>>>>>

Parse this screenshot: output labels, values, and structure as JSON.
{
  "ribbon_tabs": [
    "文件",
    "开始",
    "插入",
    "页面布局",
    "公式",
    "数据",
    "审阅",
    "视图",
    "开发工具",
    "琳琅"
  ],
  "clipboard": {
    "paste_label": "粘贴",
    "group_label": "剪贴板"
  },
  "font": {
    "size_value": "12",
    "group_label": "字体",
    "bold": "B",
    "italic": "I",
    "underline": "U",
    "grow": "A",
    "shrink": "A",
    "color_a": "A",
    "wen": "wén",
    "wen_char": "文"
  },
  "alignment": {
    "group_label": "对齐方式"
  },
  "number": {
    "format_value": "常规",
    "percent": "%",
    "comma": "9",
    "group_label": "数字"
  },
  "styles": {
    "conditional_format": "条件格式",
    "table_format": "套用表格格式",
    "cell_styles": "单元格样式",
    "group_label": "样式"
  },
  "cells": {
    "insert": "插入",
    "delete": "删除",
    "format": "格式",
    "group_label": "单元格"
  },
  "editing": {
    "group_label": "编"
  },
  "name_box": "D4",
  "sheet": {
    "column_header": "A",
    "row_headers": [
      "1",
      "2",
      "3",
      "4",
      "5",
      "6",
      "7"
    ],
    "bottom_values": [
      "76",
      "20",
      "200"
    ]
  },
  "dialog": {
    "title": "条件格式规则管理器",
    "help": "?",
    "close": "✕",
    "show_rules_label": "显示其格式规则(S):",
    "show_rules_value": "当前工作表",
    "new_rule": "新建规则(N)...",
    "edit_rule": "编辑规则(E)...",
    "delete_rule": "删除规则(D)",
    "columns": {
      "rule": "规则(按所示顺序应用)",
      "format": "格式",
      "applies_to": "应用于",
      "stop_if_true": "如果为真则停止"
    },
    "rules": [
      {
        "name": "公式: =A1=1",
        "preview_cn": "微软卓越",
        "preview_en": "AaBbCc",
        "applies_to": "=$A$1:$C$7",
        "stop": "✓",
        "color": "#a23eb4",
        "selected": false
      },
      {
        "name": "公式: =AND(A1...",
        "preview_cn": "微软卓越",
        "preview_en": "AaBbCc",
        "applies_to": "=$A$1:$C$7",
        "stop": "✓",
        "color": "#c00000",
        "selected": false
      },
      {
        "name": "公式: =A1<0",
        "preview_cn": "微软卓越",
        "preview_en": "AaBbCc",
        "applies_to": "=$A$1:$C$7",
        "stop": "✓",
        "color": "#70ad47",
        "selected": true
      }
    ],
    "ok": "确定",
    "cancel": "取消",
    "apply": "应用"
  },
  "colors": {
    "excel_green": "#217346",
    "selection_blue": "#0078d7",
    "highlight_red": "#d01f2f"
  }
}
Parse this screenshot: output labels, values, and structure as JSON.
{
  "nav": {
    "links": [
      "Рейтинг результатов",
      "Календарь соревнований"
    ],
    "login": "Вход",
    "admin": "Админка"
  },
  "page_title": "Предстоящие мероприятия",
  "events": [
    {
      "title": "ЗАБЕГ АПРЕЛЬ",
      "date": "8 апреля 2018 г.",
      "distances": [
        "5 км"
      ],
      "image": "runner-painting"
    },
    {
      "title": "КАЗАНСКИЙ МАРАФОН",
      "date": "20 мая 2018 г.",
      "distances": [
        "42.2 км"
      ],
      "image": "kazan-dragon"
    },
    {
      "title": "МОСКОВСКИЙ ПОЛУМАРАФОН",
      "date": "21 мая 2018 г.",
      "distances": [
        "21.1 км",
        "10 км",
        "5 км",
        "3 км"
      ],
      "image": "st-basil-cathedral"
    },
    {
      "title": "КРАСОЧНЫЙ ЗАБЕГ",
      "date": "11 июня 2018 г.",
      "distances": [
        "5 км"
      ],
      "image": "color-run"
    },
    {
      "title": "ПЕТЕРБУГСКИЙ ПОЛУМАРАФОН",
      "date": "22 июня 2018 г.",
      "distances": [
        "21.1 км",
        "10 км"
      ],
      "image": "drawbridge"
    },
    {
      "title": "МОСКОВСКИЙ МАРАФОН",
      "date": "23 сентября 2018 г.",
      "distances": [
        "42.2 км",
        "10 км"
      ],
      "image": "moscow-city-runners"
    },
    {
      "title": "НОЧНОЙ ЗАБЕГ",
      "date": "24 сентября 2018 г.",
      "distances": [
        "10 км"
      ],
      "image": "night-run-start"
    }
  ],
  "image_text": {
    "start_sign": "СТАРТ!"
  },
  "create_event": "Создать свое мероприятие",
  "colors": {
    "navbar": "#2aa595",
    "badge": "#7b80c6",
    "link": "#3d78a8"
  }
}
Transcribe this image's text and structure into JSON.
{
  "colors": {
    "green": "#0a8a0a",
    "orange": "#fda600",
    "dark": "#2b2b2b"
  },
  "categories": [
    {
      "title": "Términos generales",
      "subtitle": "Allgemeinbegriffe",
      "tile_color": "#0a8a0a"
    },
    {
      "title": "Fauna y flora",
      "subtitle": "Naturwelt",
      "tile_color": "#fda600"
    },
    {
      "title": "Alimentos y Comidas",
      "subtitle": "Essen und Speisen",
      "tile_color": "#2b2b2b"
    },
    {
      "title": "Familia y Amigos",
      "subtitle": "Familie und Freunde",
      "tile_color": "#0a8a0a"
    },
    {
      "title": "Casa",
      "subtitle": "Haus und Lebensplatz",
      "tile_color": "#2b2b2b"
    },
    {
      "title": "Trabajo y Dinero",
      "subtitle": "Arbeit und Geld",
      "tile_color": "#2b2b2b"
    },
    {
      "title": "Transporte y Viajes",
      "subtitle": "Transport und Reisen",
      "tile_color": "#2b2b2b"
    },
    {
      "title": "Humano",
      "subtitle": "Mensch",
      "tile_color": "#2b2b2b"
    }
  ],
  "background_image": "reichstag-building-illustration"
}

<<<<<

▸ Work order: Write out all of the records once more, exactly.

▸ Output of the exercise:
Parse this screenshot: output labels, values, and structure as JSON.
{
  "ribbon_tabs": [
    "文件",
    "开始",
    "插入",
    "页面布局",
    "公式",
    "数据",
    "审阅",
    "视图",
    "开发工具",
    "琳琅"
  ],
  "clipboard": {
    "paste_label": "粘贴",
    "group_label": "剪贴板"
  },
  "font": {
    "size_value": "12",
    "group_label": "字体",
    "bold": "B",
    "italic": "I",
    "underline": "U",
    "grow": "A",
    "shrink": "A",
    "color_a": "A",
    "wen": "wén",
    "wen_char": "文"
  },
  "alignment": {
    "group_label": "对齐方式"
  },
  "number": {
    "format_value": "常规",
    "percent": "%",
    "comma": "9",
    "group_label": "数字"
  },
  "styles": {
    "conditional_format": "条件格式",
    "table_format": "套用表格格式",
    "cell_styles": "单元格样式",
    "group_label": "样式"
  },
  "cells": {
    "insert": "插入",
    "delete": "删除",
    "format": "格式",
    "group_label": "单元格"
  },
  "editing": {
    "group_label": "编"
  },
  "name_box": "D4",
  "sheet": {
    "column_header": "A",
    "row_headers": [
      "1",
      "2",
      "3",
      "4",
      "5",
      "6",
      "7"
    ],
    "bottom_values": [
      "76",
      "20",
      "200"
    ]
  },
  "dialog": {
    "title": "条件格式规则管理器",
    "help": "?",
    "close": "✕",
    "show_rules_label": "显示其格式规则(S):",
    "show_rules_value": "当前工作表",
    "new_rule": "新建规则(N)...",
    "edit_rule": "编辑规则(E)...",
    "delete_rule": "删除规则(D)",
    "columns": {
      "rule": "规则(按所示顺序应用)",
      "format": "格式",
      "applies_to": "应用于",
      "stop_if_true": "如果为真则停止"
    },
    "rules": [
      {
        "name": "公式: =A1=1",
        "preview_cn": "微软卓越",
        "preview_en": "AaBbCc",
        "applies_to": "=$A$1:$C$7",
        "stop": "✓",
        "color": "#a23eb4",
        "selected": false
      },
      {
        "name": "公式: =AND(A1...",
        "preview_cn": "微软卓越",
        "preview_en": "AaBbCc",
        "applies_to": "=$A$1:$C$7",
        "stop": "✓",
        "color": "#c00000",
        "selected": false
      },
      {
        "name": "公式: =A1<0",
        "preview_cn": "微软卓越",
        "preview_en": "AaBbCc",
        "applies_to": "=$A$1:$C$7",
        "stop": "✓",
        "color": "#70ad47",
        "selected": true
      }
    ],
    "ok": "确定",
    "cancel": "取消",
    "apply": "应用"
  },
  "colors": {
    "excel_green": "#217346",
    "selection_blue": "#0078d7",
    "highlight_red": "#d01f2f"
  }
}
Parse this screenshot: output labels, values, and structure as JSON.
{
  "nav": {
    "links": [
      "Рейтинг результатов",
      "Календарь соревнований"
    ],
    "login": "Вход",
    "admin": "Админка"
  },
  "page_title": "Предстоящие мероприятия",
  "events": [
    {
      "title": "ЗАБЕГ АПРЕЛЬ",
      "date": "8 апреля 2018 г.",
      "distances": [
        "5 км"
      ],
      "image": "runner-painting"
    },
    {
      "title": "КАЗАНСКИЙ МАРАФОН",
      "date": "20 мая 2018 г.",
      "distances": [
        "42.2 км"
      ],
      "image": "kazan-dragon"
    },
    {
      "title": "МОСКОВСКИЙ ПОЛУМАРАФОН",
      "date": "21 мая 2018 г.",
      "distances": [
        "21.1 км",
        "10 км",
        "5 км",
        "3 км"
      ],
      "image": "st-basil-cathedral"
    },
    {
      "title": "КРАСОЧНЫЙ ЗАБЕГ",
      "date": "11 июня 2018 г.",
      "distances": [
        "5 км"
      ],
      "image": "color-run"
    },
    {
      "title": "ПЕТЕРБУГСКИЙ ПОЛУМАРАФОН",
      "date": "22 июня 2018 г.",
      "distances": [
        "21.1 км",
        "10 км"
      ],
      "image": "drawbridge"
    },
    {
      "title": "МОСКОВСКИЙ МАРАФОН",
      "date": "23 сентября 2018 г.",
      "distances": [
        "42.2 км",
        "10 км"
      ],
      "image": "moscow-city-runners"
    },
    {
      "title": "НОЧНОЙ ЗАБЕГ",
      "date": "24 сентября 2018 г.",
      "distances": [
        "10 км"
      ],
      "image": "night-run-start"
    }
  ],
  "image_text": {
    "start_sign": "СТАРТ!"
  },
  "create_event": "Создать свое мероприятие",
  "colors": {
    "navbar": "#2aa595",
    "badge": "#7b80c6",
    "link": "#3d78a8"
  }
}
Transcribe this image's text and structure into JSON.
{
  "colors": {
    "green": "#0a8a0a",
    "orange": "#fda600",
    "dark": "#2b2b2b"
  },
  "categories": [
    {
      "title": "Términos generales",
      "subtitle": "Allgemeinbegriffe",
      "tile_color": "#0a8a0a"
    },
    {
      "title": "Fauna y flora",
      "subtitle": "Naturwelt",
      "tile_color": "#fda600"
    },
    {
      "title": "Alimentos y Comidas",
      "subtitle": "Essen und Speisen",
      "tile_color": "#2b2b2b"
    },
    {
      "title": "Familia y Amigos",
      "subtitle": "Familie und Freunde",
      "tile_color": "#0a8a0a"
    },
    {
      "title": "Casa",
      "subtitle": "Haus und Lebensplatz",
      "tile_color": "#2b2b2b"
    },
    {
      "title": "Trabajo y Dinero",
      "subtitle": "Arbeit und Geld",
      "tile_color": "#2b2b2b"
    },
    {
      "title": "Transporte y Viajes",
      "subtitle": "Transport und Reisen",
      "tile_color": "#2b2b2b"
    },
    {
      "title": "Humano",
      "subtitle": "Mensch",
      "tile_color": "#2b2b2b"
    }
  ],
  "background_image": "reichstag-building-illustration"
}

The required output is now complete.